But in a follow-up email to the meeting participants, Willman wrote, “For years, CPD has set best practices throughout the state for being responsive and trauma-informed towards survivors of crimes. I’m hopeful that this check-in will allow us to return to those processes.”
Still, the questionable denials kept coming, attorneys said. In an email sent to Willman on October 19, an immigration attorney wrote, “We received a second denial after I appealed the U cert[ification] denial to CPD—it’s very generic and does not even indicate that CPD reviewed my arguments.”
“Disheartening to see,” Willman wrote back. “We’re following up on these so feel free to send my way as we meet with CPD to discuss further. Hopefully we’ll have an update soon.”
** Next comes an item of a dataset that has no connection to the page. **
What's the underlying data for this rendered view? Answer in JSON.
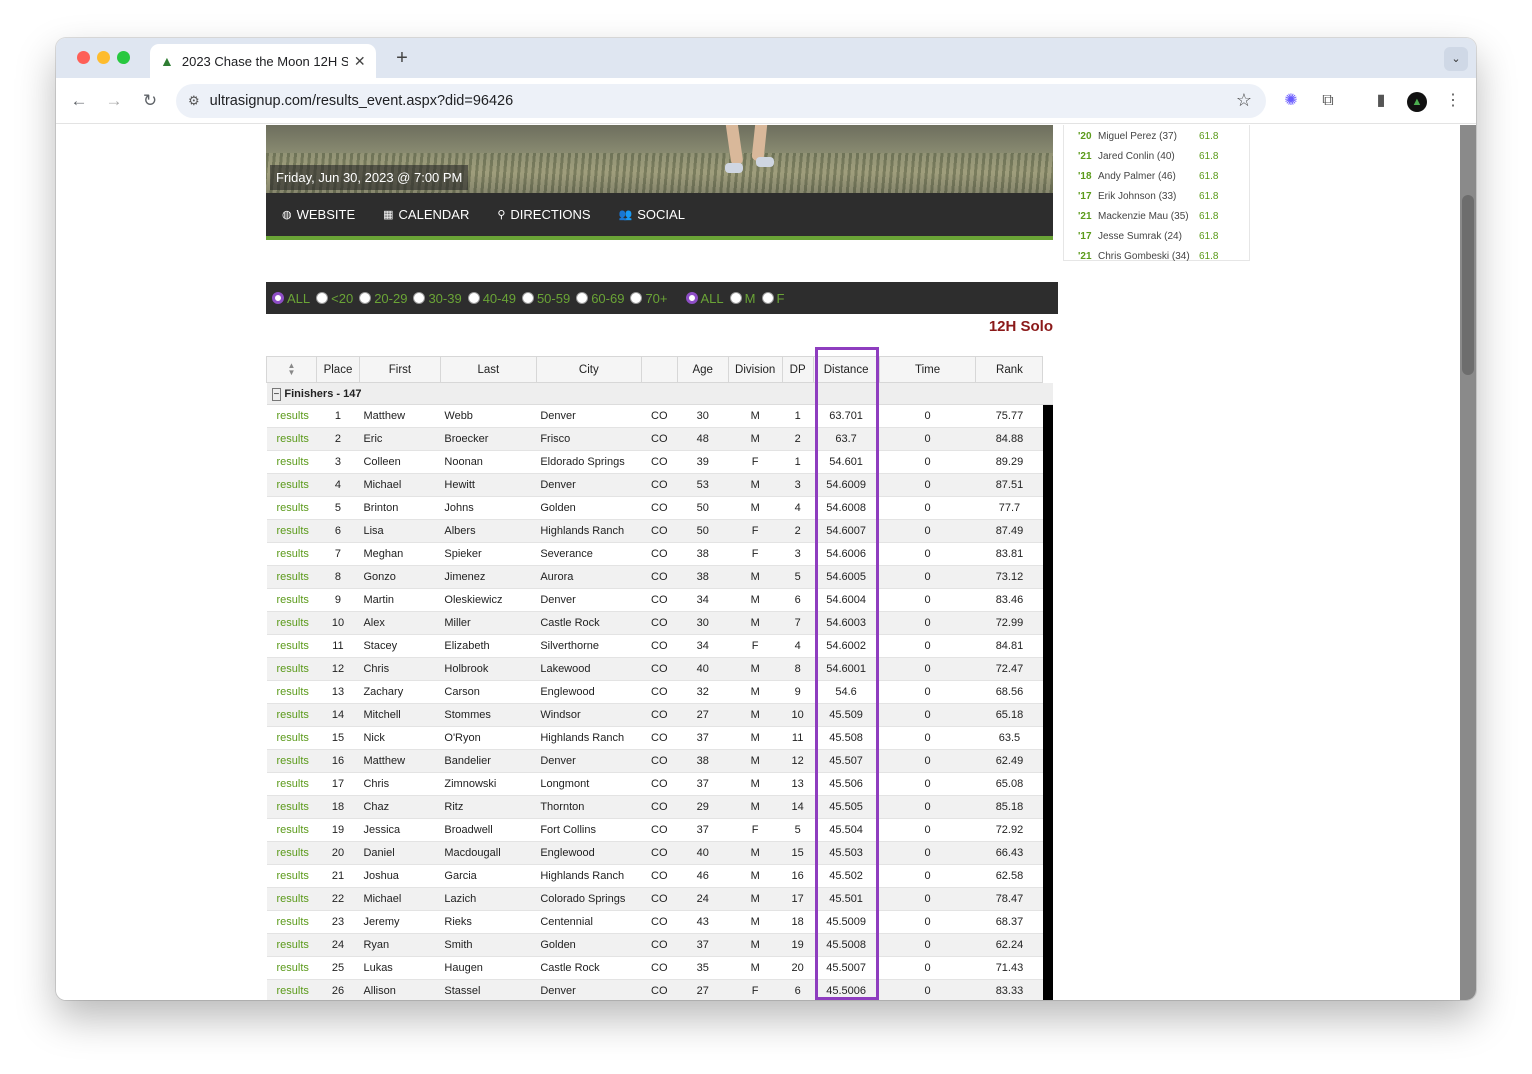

By mid-November, sources told Injustice Watch, CPD started requiring that all denials would now go through its legal department before being finalized. The legal department also will review all appeals for denials already issued.
But Olave worries that some immigrants who were improperly denied a U visa certification request may not know that they can appeal the decision.
“There are definitely people out there who have gotten a denial over the past year who may just give up,” she said.
CPD did not respond to Injustice Watch’s questions about the policy changes.
The mayor’s office declined a request for an interview with Willman and Flynn. In a statement, a spokesperson for the mayor’s office said that when “concerns were raised to her office about U visa certification denials, the mayor ordered a review of the application process. The city will continue to work with advocates and the Chicago Police Department to provide any necessary adjustments to the policy or training to ensure appropriate access to this legal remedy and to ensure that we are living our values as a welcoming city in all ways.”
The long line ahead
After receiving four denial letters, Zakirjonov, the truck driver who was stabbed in November 2021, didn’t think he’d ever get a U visa certification from CPD.
Then, three weeks after Injustice Watch asked CPD about his case this past November, his lawyer received an unexpected letter from CPD. A year after being stabbed and robbed, Zakirjonov finally was certified for a U visa by CPD—even though he never appealed the fourth denial letter he received in September.
Zakirjonov had already given up hope that CPD would do right by him, he said, and had turned his attention to taking care of his pregnant wife and their two kids, ages seven and four. “To be honest, 99 percent of my focus and thinking was just to feed my family and live my life,” he said.
While he can finally apply for a U visa with U.S. Citizenship and Immigration Services, CPD’s six-month delay puts him farther back in a line that is getting longer by the day.
By law, federal immigration officials can only give out 10,000 U visas to crime victims each year. USCIS said it has more than 180,000 pending cases, double the number in 2016. Between October 2021 and June 2022, the number of pending cases grew by more than 9,000, or about 34 a day.
“So an extra six months waiting to get your certification signed means potentially an extra few years waiting to get your case adjudicated,” Olave said.
The U visa grants legal status and a work permit for up to four years. To stay in the country for longer, immigrants must seek a green card. Three years after obtaining a U visa, recipients can apply for a green card, which currently takes another year or two to process.
One of Olave’s clients obtained her U visa last month after submitting her application more than six years ago. “We’re looking at her applying for a green card in November 2025,” Olave said. “Hopefully processing times don’t get longer, but it could be 2027 by the time she finally gets her green card. That’s over ten years since she applied for the U visa.”
Zakirjonov doesn’t know if he can wait that long, but he knows that’s all he can do at this point. “It’s draining, thinking about it every time,” he said. “So I’m just gonna let it go, and at some point, it’s gonna be yes or no.”